*** Opening of Records for processing ***

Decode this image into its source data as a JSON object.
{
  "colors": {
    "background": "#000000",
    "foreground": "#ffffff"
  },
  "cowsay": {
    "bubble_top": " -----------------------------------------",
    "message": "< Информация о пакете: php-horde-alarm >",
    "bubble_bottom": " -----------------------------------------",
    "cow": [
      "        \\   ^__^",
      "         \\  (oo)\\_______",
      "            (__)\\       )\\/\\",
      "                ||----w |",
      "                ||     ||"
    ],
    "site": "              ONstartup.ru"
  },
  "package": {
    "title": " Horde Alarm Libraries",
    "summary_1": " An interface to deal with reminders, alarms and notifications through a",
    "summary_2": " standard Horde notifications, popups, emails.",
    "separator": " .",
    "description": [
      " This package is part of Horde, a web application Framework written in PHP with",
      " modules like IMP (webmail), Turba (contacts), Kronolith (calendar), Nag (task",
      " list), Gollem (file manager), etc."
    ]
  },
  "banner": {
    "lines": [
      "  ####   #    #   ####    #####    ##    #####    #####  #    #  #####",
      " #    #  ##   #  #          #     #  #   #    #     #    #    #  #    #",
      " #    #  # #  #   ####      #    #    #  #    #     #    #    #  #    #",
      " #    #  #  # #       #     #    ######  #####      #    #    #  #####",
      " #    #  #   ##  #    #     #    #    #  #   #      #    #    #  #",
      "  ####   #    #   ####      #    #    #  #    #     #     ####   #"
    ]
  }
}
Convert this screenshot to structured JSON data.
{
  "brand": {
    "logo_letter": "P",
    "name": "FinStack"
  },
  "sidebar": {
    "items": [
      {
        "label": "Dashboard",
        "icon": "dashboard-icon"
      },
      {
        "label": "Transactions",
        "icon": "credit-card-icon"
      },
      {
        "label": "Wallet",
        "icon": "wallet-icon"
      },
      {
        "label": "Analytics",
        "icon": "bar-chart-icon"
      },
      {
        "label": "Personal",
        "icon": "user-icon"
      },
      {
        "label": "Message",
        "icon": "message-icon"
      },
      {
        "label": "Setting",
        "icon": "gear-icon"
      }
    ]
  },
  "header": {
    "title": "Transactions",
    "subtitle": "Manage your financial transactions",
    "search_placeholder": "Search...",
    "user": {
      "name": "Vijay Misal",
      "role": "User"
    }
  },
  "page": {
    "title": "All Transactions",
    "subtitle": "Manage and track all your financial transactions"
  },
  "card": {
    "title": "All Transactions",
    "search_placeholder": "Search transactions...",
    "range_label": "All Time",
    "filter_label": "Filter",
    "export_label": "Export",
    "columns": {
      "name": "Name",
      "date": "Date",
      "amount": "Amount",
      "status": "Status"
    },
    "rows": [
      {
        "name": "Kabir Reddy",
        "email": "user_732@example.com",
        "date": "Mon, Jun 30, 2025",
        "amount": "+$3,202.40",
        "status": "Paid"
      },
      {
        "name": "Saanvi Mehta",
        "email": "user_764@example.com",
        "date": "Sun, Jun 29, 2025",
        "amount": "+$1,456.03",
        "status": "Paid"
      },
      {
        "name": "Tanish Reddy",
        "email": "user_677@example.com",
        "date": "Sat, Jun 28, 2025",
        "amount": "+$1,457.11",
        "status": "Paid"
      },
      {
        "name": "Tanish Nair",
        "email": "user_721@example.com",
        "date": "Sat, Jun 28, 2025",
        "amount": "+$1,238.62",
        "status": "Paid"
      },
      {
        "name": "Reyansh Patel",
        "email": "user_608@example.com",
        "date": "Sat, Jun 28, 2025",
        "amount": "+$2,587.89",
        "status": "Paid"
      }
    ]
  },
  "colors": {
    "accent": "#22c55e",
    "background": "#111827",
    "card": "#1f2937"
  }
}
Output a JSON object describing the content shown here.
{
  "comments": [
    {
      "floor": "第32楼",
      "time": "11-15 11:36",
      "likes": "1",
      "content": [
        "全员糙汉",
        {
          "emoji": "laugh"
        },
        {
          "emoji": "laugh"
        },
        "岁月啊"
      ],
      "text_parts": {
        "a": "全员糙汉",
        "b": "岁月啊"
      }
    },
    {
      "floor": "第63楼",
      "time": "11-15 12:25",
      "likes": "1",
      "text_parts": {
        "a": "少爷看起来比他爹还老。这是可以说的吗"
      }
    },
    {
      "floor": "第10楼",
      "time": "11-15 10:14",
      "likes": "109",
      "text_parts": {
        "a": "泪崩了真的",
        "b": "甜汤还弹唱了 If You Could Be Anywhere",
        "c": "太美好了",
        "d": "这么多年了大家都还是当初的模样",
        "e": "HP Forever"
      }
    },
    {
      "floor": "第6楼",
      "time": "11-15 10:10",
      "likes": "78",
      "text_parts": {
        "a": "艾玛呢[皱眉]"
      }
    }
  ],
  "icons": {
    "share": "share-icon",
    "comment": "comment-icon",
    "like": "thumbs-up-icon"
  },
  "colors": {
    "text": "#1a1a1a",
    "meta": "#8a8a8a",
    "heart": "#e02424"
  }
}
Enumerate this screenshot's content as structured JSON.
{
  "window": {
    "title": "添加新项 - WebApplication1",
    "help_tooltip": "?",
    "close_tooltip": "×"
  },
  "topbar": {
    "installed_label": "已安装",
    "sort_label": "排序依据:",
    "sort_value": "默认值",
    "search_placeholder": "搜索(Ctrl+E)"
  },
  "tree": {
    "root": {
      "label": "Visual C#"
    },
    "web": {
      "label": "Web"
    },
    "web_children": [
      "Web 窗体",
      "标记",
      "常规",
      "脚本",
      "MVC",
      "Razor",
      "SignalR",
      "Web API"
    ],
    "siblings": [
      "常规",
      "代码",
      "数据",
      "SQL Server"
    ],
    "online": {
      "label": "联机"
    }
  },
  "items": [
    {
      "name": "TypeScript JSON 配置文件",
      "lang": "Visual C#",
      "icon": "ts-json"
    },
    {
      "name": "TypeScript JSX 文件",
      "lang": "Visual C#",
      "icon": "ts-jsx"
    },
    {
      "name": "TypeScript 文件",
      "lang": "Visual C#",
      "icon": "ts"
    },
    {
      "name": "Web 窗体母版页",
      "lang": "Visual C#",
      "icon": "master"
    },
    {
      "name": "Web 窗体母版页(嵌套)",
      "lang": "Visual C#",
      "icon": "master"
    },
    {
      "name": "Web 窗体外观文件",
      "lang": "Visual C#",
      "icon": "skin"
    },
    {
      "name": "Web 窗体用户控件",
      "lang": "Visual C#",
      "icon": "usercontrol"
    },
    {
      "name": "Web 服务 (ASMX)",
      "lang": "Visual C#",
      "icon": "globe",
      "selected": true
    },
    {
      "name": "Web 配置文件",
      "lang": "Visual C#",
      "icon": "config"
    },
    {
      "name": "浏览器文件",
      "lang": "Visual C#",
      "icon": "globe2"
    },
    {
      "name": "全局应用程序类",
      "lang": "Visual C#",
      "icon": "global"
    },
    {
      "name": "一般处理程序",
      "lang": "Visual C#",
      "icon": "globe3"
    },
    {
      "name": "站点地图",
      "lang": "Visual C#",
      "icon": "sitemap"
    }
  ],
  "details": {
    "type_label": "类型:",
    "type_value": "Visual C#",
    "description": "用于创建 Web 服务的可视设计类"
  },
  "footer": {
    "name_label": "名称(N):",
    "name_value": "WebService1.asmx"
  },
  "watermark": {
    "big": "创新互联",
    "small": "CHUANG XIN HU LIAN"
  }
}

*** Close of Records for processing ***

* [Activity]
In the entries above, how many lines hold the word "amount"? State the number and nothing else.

* [Response to this task]
6